Although grapes grow everywhere in California, the genotypes are the same in Central Valley, Napa and Sonoma. This lack of species diversity creates vulnerability in the wine industry, especially while effects of climate change are becoming more severe. For optimal growth, wine grapes will require the same kinds of frequently updated, region-specific varieties used for most crop plants. Cantu is working on the entire vineyard ecosystem, sequencing the host, the plant, beneficial microbes, pathogens and all other organisms associated with the plant. “We are moving the grape genomics field forward at an unprecedented pace because we have the best tools in our hands,” he reported in the case study.
Nick Vorsa, director at Rutgers University’s Marucci Blueberry and Cranberry Research and Extension Center, has been working with berries since the 1980s. Early in his career, Vorsa collected over 600 germplasm varieties of cranberry to provide a gene pool and has identified four accessions. Today, the primary focus of his program is fruit rot resistance in cranberry and blueberry.
Fruit rot, a result of a fungal infection in the plant, has grown more prevalent with the hotter climate. Vorsa reported that fruit rot is probably the biggest threat to the industry.
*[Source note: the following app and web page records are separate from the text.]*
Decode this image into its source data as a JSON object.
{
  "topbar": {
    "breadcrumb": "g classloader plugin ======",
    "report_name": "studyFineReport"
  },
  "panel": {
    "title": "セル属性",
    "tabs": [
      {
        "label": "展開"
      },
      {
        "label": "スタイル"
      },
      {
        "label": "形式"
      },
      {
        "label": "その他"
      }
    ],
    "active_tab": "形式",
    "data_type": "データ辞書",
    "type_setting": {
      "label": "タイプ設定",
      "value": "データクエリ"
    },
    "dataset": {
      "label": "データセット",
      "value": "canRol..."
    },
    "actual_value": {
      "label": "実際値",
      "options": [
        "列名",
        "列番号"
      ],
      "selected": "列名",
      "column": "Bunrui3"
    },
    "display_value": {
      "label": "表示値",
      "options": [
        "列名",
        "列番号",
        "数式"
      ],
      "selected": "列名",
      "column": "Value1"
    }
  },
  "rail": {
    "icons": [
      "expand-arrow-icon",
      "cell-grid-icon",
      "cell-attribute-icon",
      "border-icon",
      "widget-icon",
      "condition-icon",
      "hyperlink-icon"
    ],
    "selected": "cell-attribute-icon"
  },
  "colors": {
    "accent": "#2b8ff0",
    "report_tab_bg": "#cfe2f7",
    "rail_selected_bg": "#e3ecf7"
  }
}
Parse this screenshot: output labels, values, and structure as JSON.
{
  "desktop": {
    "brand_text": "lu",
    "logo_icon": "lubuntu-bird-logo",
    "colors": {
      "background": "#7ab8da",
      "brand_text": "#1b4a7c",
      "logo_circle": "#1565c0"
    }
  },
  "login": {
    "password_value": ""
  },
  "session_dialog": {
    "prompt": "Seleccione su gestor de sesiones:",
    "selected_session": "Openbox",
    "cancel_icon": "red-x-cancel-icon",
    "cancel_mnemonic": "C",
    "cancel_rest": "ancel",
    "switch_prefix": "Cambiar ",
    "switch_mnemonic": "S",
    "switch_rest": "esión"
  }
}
Although the researcher has identified four fruit rot resistant varieties, he said they’re not worth growing commercially, because they lack the productivity required for commercial sustainability. With funding from U.S. Department of Agriculture National Institute of Food and Agriculture’s Agricultural Food and Research Initiative, Vorsa has spent over 15 years introgressing fruit rot resistant genes into productive backgrounds of blueberry and cranberry. New Jersey cranberry and blueberry growers are supporting the breeding programs, as well as the Rutgers’ pathology program.
“We think we’ve made pretty good genetic gain,” Vorsa said. “What we’re trying to do is pyramid the fruit rot resistant genes, assisted with genomic analysis, from diverse backgrounds into one or two varieties to enhance resistance even greater.”
Now in the third breeding cycle since 1997, the Rutgers team is using molecular genomics analysis to speed up the process. As a result, researchers are now testing selections that have higher fruit rot resistance, good yield and other desirable traits, like insect resistance. “We’ve identified resistance in a wild Florida blueberry species that we’re trying to bring into the northern blueberries that grow here. The Florida species wouldn’t survive here, even though our climate is warming. It’s not warm enough,” Vorsa said.
In addition to fruit rot, New Jersey blueberries are now getting fungal diseases once thought to be present only in southern growing areas like North Carolina and Florida. Researchers suspect the warmer climate has changed principal fungi. Wisconsin is increasingly becoming more susceptible to fruit rot pressure as well. In response, Vorsa has steered Rutgers’ breeding program for blueberries to address these newly prevalent diseases.
If all goes well, Vorsa expects to release fruit rot resistant varieties of blueberry and cranberry in about eight years. “There’s the compulsion to try to get these out now and release them, but I feel we need to test these thoroughly before growers make that commitment. If growers make the commitment to planting these varieties and we haven’t fully tested them, it could be very bad for the growers.”
At a time when agricultural research is more important than ever, Vorsa said many breeding programs have been terminated. He urged support of research programs in breeding, pathology and entomology. “New races of diseases and insects will continually evolve. When I started in 1985, two insects were not even talked about, and now they’re back. The notion that agriculture is static is a false one,” he said.